The district court order granting summary judgment in favor of the United States is affirmed.


The Honorable Edward J. Devitt, Senior United States District Judge for the District of Minnesota, presiding

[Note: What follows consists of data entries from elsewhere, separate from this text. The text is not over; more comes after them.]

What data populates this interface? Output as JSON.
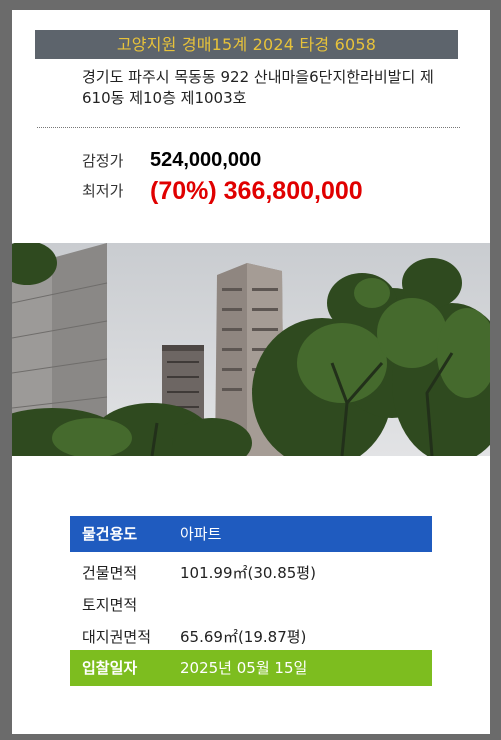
{
  "title": "고양지원 경매15계 2024 타경 6058",
  "address_line1": "경기도 파주시 목동동 922 산내마을6단지한라비발디 제",
  "address_line2": "610동 제10층 제1003호",
  "prices": {
    "appraisal_label": "감정가",
    "appraisal_value": "524,000,000",
    "minimum_label": "최저가",
    "minimum_value": "(70%) 366,800,000"
  },
  "photo": {
    "subject": "apartment-buildings-behind-trees"
  },
  "details": {
    "usage_label": "물건용도",
    "usage_value": "아파트",
    "building_area_label": "건물면적",
    "building_area_value": "101.99㎡(30.85평)",
    "land_area_label": "토지면적",
    "land_area_value": "",
    "land_right_area_label": "대지권면적",
    "land_right_area_value": "65.69㎡(19.87평)",
    "bid_date_label": "입찰일자",
    "bid_date_value": "2025년 05월 15일"
  },
  "colors": {
    "title_bg": "#5d646c",
    "title_text": "#e7c23a",
    "minimum_price": "#e00000",
    "usage_row_bg": "#1f5bbf",
    "bid_row_bg": "#7dbd1f"
  }
}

Plaintiffs also argue that they should be allowed to take an investment tax credit for the purchase of the truck and trailer. I.R.C. Sec. 38 (1982) provides for a credit against taxes imposed under subpart B of the relevant chapter where a taxpayer invests in certain depreciable property. The term "section 38 property" is defined in I.R.C. Sec. 48(a) (1982). Section 48(a) limits section 38 property to "property with respect to which depreciation * * * is allowable * * *." Id. Because we hold that plaintiffs are not entitled to a depreciation deduction on the truck and trailer, it follows that plaintiffs' claimed tax credit must also be disallowed. See Gross v. Comm'r, 31 T.C.M. (CCH) 1098, 1100-01 (1972)


Section 167(a) (2) allows a depreciation on property "held for the production of income." Property is held for the production of income when it produces recurring income, or when it is expected to produce gains upon its disposition. See Mitchell v. Comm'r, 47 T.C. 120, 128 (1966). Plaintiffs never rented or leased the truck and trailer, nor did the sale of the property produce gains. Plaintiffs do not argue that section 167(a) (2) applies to the truck and trailer


Treas.Reg. Sec. 1.167(a)-10 (1956) provides in relevant part:

When depreciation deduction is allowable.

* * *

(b) The period for depreciation of an asset shall begin when the asset is placed in service and shall end when the asset is retired from service.


Section 162(a) provides in relevant part:

(a) In general

There shall be allowed as a deduction all the ordinary and necessary expenses paid or incurred during the taxable year in carrying on any trade or business, including * * *